at the Mark Taper Forum

Reviewed by Rob Kendt

More poem than play, Ellen McLaughlin's Tongue of a Bird is as icy and desolate as the expanse of Adirondack mountains over which her heroine, the solitary search-and-rescue pilot Maxine, roams in her Cessna looking for signs of an abducted girl. McLaughlin's themes are all stated, and restated often, in the crystalline but unaffecting monologues she gives her characters—three generations of independent-minded women who turn to the skies, either literally or figuratively, for solace and end up isolated, disembodied, whether in madness, forgetfulness, or restlessness.


But in Lisa Peterson's curiously stiff new production, it is only in the play's dialogues, especially between Maxine (Cherry Jones) and the nervous-wreck mother of the lost girl (Diane Venora), that Tongue of a Bird gets a pulse going.
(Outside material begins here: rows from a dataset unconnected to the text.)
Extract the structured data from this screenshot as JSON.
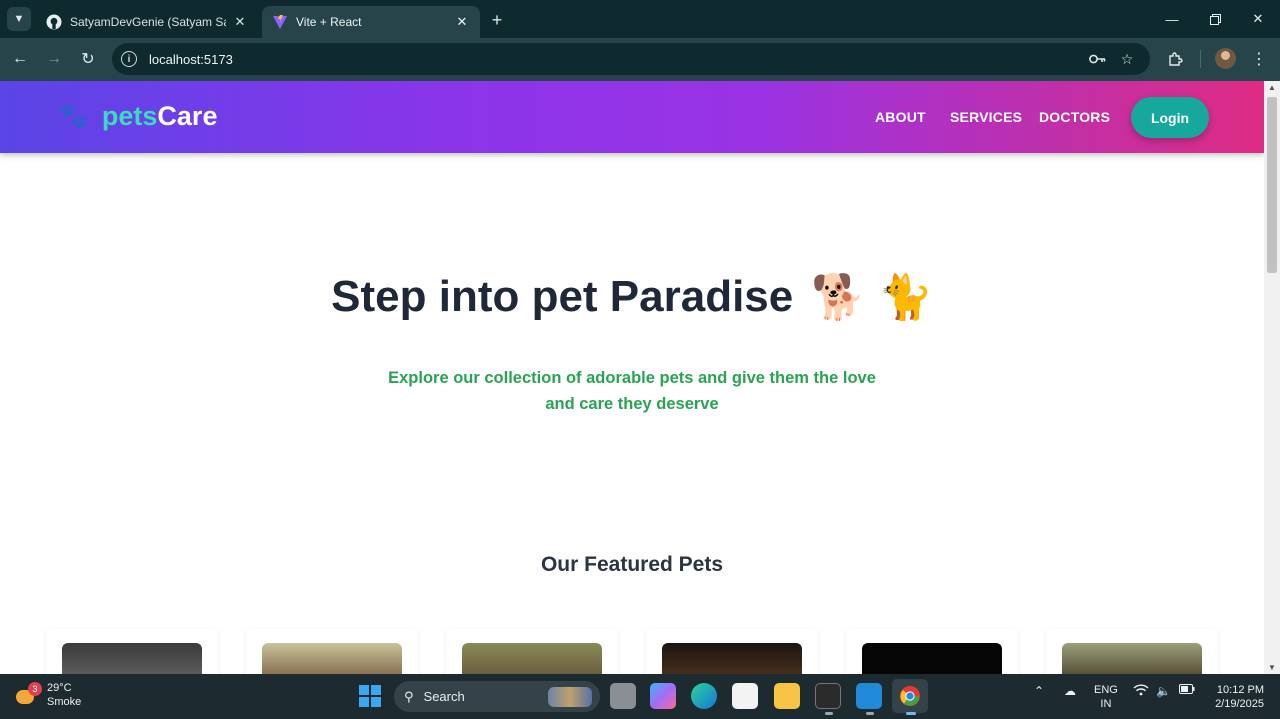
{
  "browser": {
    "tabs": [
      {
        "title": "SatyamDevGenie (Satyam Sawa",
        "active": false
      },
      {
        "title": "Vite + React",
        "active": true
      }
    ],
    "url": "localhost:5173"
  },
  "site": {
    "logo_part1": "pets",
    "logo_part2": "Care",
    "nav": [
      "ABOUT",
      "SERVICES",
      "DOCTORS"
    ],
    "login_label": "Login",
    "hero_title": "Step into pet Paradise",
    "hero_emojis": [
      "🐕",
      "🐈"
    ],
    "hero_subtitle": "Explore our collection of adorable pets and give them the love and care they deserve",
    "featured_title": "Our Featured Pets",
    "card_count": 6
  },
  "colors": {
    "header_start": "#5a45e6",
    "header_end": "#df2c84",
    "logo_accent": "#3dd9c0",
    "login_bg": "#16a79d",
    "subtitle": "#2aa353",
    "title": "#1f2837"
  },
  "taskbar": {
    "weather_badge": "3",
    "temperature": "29°C",
    "weather_desc": "Smoke",
    "search_label": "Search",
    "lang_line1": "ENG",
    "lang_line2": "IN",
    "time": "10:12 PM",
    "date": "2/19/2025"
  }
}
Elsewhere, it is tough to watch the brilliant, sympathetic Jones—who exudes a seemingly effortless, down-home authority even in Maxine's most vulnerable moments—have to work so hard to give her long speeches drama. She fares little better in the limply surreal passages in which McLaughlin has the ghost of Maxine's mother (Sharon Lawrence) hover overhead in an Amelia Earhart get-up, or has the bloodied specter of a girl who might be the object of Maxine's search (Ashley Johnson) rollerblade teasingly around her. For all their superficial peculiarity, both visions are predictably there to help Maxine toward closure—as is Maxine's Polish-American nana (Marian Seldes), who, with her cute immigrant abruptness and vim, might as well be a vision, too.


Presumably Maxine's hallucinatory mid-life crisis is provoked by her current search-and-rescue case. It's a strained, literal-minded metaphorical connection—searching, flight, mothers and daughters—but it does give us Venora's character, Dessa, a logorrheic parody of a single mom who yearns desperately to do something about her daughter's absence. In Venora's expert and fearless hands, Dessa is funny, pathetic, and moving; her scenes with Jones' rueful Maxine on a nighttime Cessna flight are the production's emotional high point—but not, unfortunately, the play's.


Rachel Hauck's blue-sky set is distinguished mainly by its absence, which is about right, but the multi-leveled sliding-door exits and entrances, complemented by Mary Louise Geiger's dramatic lighting, are patly portentous, as is Gina Leishman's two-tone music/sound design (ominous low notes for the heavy recovered memories, skidding pan flutes for the ponderous tonal shifts). Indeed, if Peterson's production feels stylized but strangely uninflected, aestheticized but artless, it may be because beneath all of McLaughlin's imagery and language, Tongue of a Bird is quite a conventional narrative of emotional loss, recovered memory, and pyschological healing. But like that ghost floating above Maxine, McLaughlin renders it from an airless height when what it could use is a lot more earth under its feet.


"Tongue of a Bird," presented by the Center Theatre Group and the Joseph Papp Public Theatre at the Mark Taper Forum, 135 N. Grand Ave., Downtown L.A. Jan. 14-Feb. 7. (213) 628-2772.